> Border Gateway Protocol (BGP-4) Technical Configuration Guide. Ethernet Routing Switch. Engineering Ethernet Routing Switch 8600 Engineering > Border Gateway Protocol (BGP-4) Technical Configuration Guide Enterprise Solution Engineering Document Date: November, 2007 Document Number: NN48500-538 Document

More information

Lecture (05) OSPF. By: Dr. Ahmed ElShafee. Dr. Ahmed ElShafee, ACU : Fall 2016, Practical App. Networks II

Lecture (05) OSPF. By: Dr. Ahmed ElShafee. Dr. Ahmed ElShafee, ACU : Fall 2016, Practical App. Networks II Lecture (05) OSPF By: Dr. Ahmed ElShafee ١ Dr. Ahmed ElShafee, ACU : Fall 2016, Practical App. Networks II Overview OSPF is an interior gateway protocol and a classless link state routing protocol. Because

More information
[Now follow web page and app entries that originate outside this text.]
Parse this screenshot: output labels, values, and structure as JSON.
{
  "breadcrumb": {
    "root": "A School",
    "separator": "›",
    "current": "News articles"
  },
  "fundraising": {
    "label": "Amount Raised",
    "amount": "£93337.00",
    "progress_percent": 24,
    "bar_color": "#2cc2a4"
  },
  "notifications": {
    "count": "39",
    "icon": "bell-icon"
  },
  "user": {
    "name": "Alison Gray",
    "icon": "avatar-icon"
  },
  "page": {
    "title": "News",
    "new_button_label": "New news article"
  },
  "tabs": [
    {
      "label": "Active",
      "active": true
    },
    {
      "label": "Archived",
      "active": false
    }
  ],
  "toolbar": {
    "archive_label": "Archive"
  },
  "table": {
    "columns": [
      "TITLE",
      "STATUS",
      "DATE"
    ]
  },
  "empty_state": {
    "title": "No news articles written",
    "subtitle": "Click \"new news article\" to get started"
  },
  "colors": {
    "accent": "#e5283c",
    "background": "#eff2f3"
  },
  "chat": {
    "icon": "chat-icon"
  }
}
Policy Based QoS support using BGP Routing

Policy Based QoS support using BGP Routing Policy Based QoS support using BGP Routing Priyadarsi Nanda and Andrew James Simmonds Department of Computer Systems Faculty of Information Technology University of Technology, Sydney Broadway, NSW Australia

More information

Lecture 18: Border Gateway Protocol"

Lecture 18: Border Gateway Protocol Lecture 18: Border Gateway Protocol" CSE 123: Computer Networks Alex C. Snoeren HW 3 due Wednesday! Some figures courtesy Mike Freedman Lecture 18 Overview" Path-vector Routing Allows scalable, informed

More information